Deep Time – 13:30-15:30
Sakatti – 6 min
Maija Lassila, Petri Luukkainen
In 2009 a British company Anglo American found an orebody, named ‘Sakatti’ after the nearby Sakatti ponds, under the wet Viiankiaapa mire in Sodankylä, Finland. It is speculated to be Europe’s largest copper discovery in decades. The company conducts mineral exploration in the mire and a mine is expected to be built under the mire in 10-15 years. It is unsure what kinds of transformations lie in the future for the fragile environment. Sakatti is a poetic close-up journey into the mire’s existence in the world of humans and more-than-humans, multiple time scales and its overlapping meanings.
13:55 – 15:00
Keeper of the Fire – 47 min
Evan Raymond Spitzer
“Keeper of the Fire” is a three-channel ethnographic exploration of Mount St. Helens investigating the question of how we humans interact and relate to the volcano and its destructive history. Through interviews with geologists, ecologists, tribal spiritual leaders, and locals, the film allows for a meditation on the powerful force and influence that volcanoes can have on a region and our ways of making sense of the world.
15:00 – 15:30
Douro – Symphony of a river – 16 min
From high up in the glacier carved mountains of Northern Spain, towards the Atlantic Ocean in the cities of Porto and V.N.Gaia in Northern Portugal, Douro – symphony of a river presents a reflexive journey through one of the most important water highways in the Iberian Peninsula. From the seemingly quietness of the natural world into the noise of human presence, this sensorial experience celebrates the Douro’s importance to the sustainability of life since the dawn of human history.
Life in Time – 15:45-17:45
15:45 – 16:25
PAANI: Of Women and Water – 22 min

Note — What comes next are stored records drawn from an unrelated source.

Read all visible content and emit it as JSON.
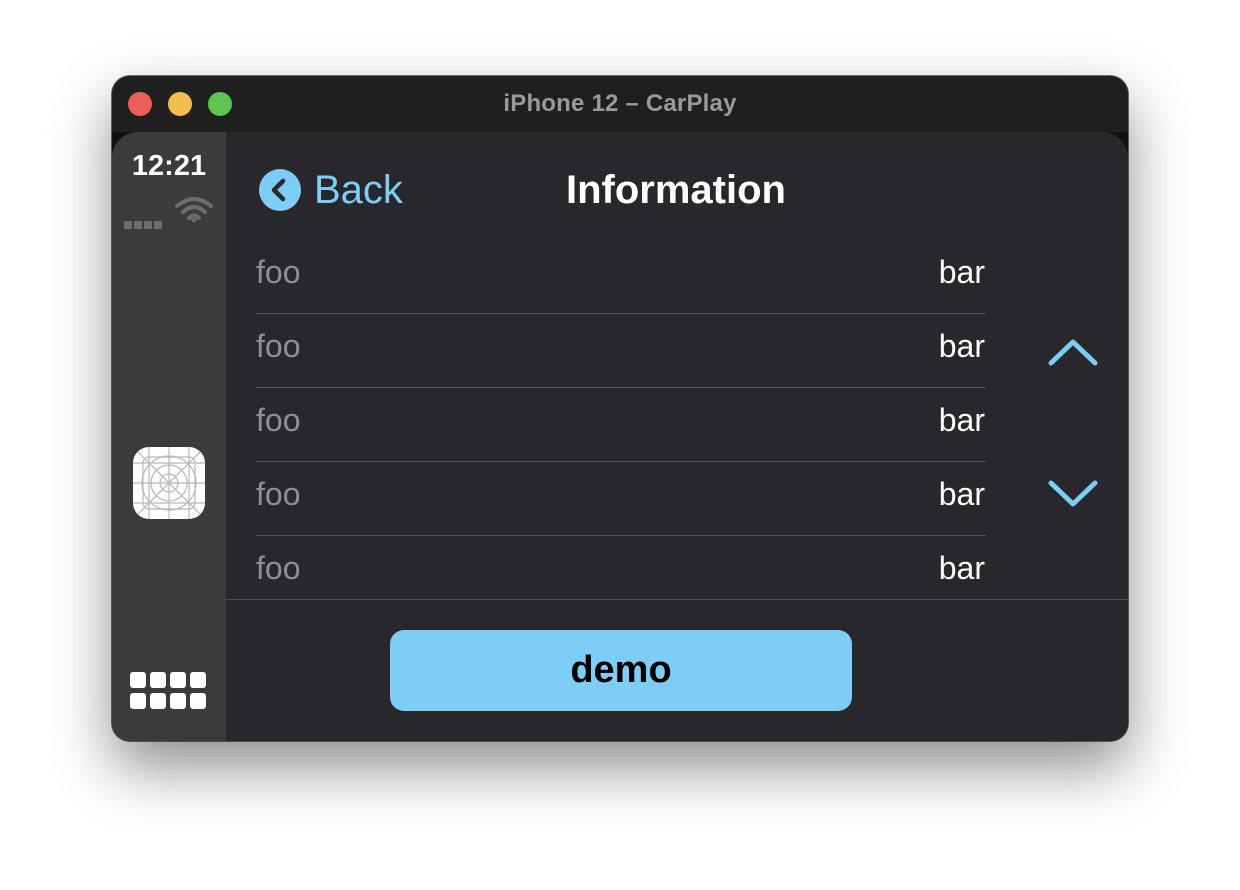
{
  "window": {
    "title": "iPhone 12 – CarPlay"
  },
  "status": {
    "time": "12:21"
  },
  "nav": {
    "back_label": "Back",
    "title": "Information"
  },
  "list": {
    "rows": [
      {
        "key": "foo",
        "value": "bar"
      },
      {
        "key": "foo",
        "value": "bar"
      },
      {
        "key": "foo",
        "value": "bar"
      },
      {
        "key": "foo",
        "value": "bar"
      },
      {
        "key": "foo",
        "value": "bar"
      }
    ]
  },
  "actions": {
    "demo_label": "demo"
  },
  "icons": {
    "back": "chevron-left-circle-icon",
    "scroll_up": "chevron-up-icon",
    "scroll_down": "chevron-down-icon",
    "wifi": "wifi-icon",
    "app": "app-placeholder-icon",
    "dashboard": "dashboard-grid-icon"
  },
  "colors": {
    "accent": "#7ecdf6",
    "background": "#28282c",
    "sidebar": "#3b3b3e"
  }
}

An ethnographic documentary that explores the peculiar and constant relationship between women and water in Modiya, a small Muslim village of Rajasthani desert (India). This visual research sought to investigate the specific ways in which local women perceive, experience and behave towards water in a context where access to this resource is scarce and rife with complications. In particular it examines the way in which the agency of these women can be seen in their daily tasks, managing water collection and usage. They live their struggle with tenacity, determination, elegance and humor, despite the fact that water scarcity represents a serious problem for family health, sanitation and wellbeing.
16:25 – 17:45
Changa Revisited – 60 min
Peter Biella and Leonard Kamerling
Since he was a boy growing up as a herder, Maasai elder Toreto ole Koisenge dreamed of cattle. When anthropologist / filmmaker Peter Biella first visited his homestead in 1980, he had over six hundred head. Today his herd numbers only twenty. The world of the Maasai pastoralists has grown smaller since the Tanzanian government put a stop to their seasonal cattle migrations and forced them to live in permanent settlements. For elder Toreto ole Koisenge, the dream is no longer about cattle. In this new world of tumultuous change, how can he create a life that offers his children wisdom, humanity and hope?
Changa Revisited is portrait of a Maasai family seen from two points in time across a thirty year divide. The film draws on hundreds of photographs and audio recordings taken in 1980 by Peter Biella. These images, woven with contemporary video footage, create a deeply personal portrait of the unfolding of a family’s life through three decades of volatile change.